An account that the broker-dealer acquires through any acquisition, merger, purchase of assets, or assumption of liability does not count as an “account” because customers don’t initiate these transfers, and, therefore, don’t fall within the scope of Section 326 of the USA Patriot Act. Section 326 of the USA PATRIOT Act is the final rule issued by the U.S. Department of Treasury and the Securities and Exchange Commission outlining the minimum requirements for CIP procedures as outlined above. The definition of account also excludes an account opened for the purpose of participating in an employee benefits plan that was established under the Employee Retirement Income Security Act of 1974 (ERISA).

For the purposes of the CIP rule, a customer is either a person opening a new account, a person opening a new account for someone who lacks the legal capacity to do so, or a person opening a new account for an entity that is not a legal person. It does not refer to the person who fills out the account opening paperwork or who provides the required information to set up an account, unless said person is also the accountholder.

The Financial Crimes Enforcement Network (FinCEN) further clarified that, for CIP purposes, a fully-disclosed introduced account is not a customer of the clearing firm – as long as the firms enter into a clearing agreement where the functions of opening and approving customer accounts, and of directly receiving and accepting orders from the introduced customer, are allocated exclusively to the introducing firm; and, as long as the functions of extending credit, safeguarding funds and securities, and issuing confirmations and statements are allocated to the clearing firm.
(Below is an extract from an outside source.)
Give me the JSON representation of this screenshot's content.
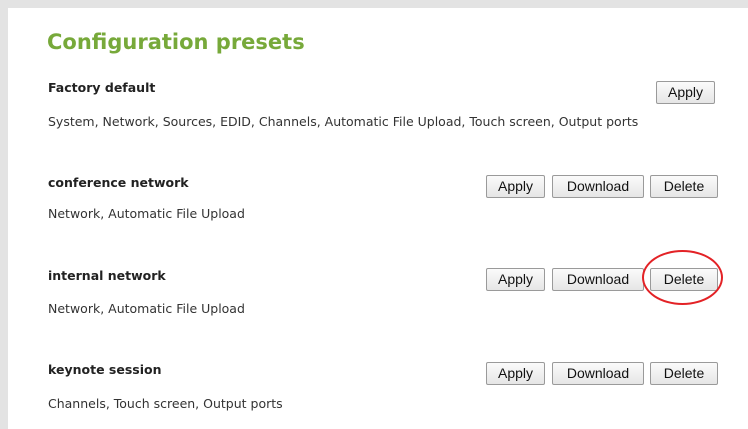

However, a best laptop under 500 dollarsclearing firm must still do due diligence in identifying, monitoring, and reporting suspicious activities of its introducing brokers and introduced accounts.

Broker-dealers are generally not required to look at the beneficiaries of a trust or similar account – they must only verify the identity of the named accountholder. Broker-dealers are also generally not required to look at the beneficial owners of an omnibus account that was established by an intermediary, as long as the intermediary is identified as the accountholder. However, AML compliance programs are risk-based: if an account if determined to be higher risk, more information may be required, even from beneficiaries of trust or omnibus accounts.

A firm may be able to rely on another financial institution for some or all of the parts of the firm’s CIP. A firm’s CIP procedures may specify when the broker-dealer will rely on another financial institution (including an affiliate) to perform any procedures of the broker-dealer’s CIP; this specification must be in respect to a customer of the broker-dealer that is opening or has established an account (or similar business relationship) with the other financial institution to provide services, dealings, or other financial transactions.

To rely on another financial institution, a broker-dealer must establish that the reliance is reasonable under the circumstances. The other financial institution must implement the AML compliance program requirements established by the BSA, as well as being regulated by a Federal functional regulator. And the other financial institution must contractually agree to annually certify to the broker-dealer that they have implemented their own AML program and that they are performing (or having an agent perform) any specific requirements of the broker-dealer’s CIP. If a broker-dealer does not provide a standard means of documenting the amount that it is relying on another financial institution to perform its CIP, the broker-dealer will remain solely responsible for any failure of the other financial institution to adequately fulfill the broker-dealer’s CIP responsibilities.

For more information on AML Compliance Programs, please see our other blogs on the subject. For more information about customer information verification, please see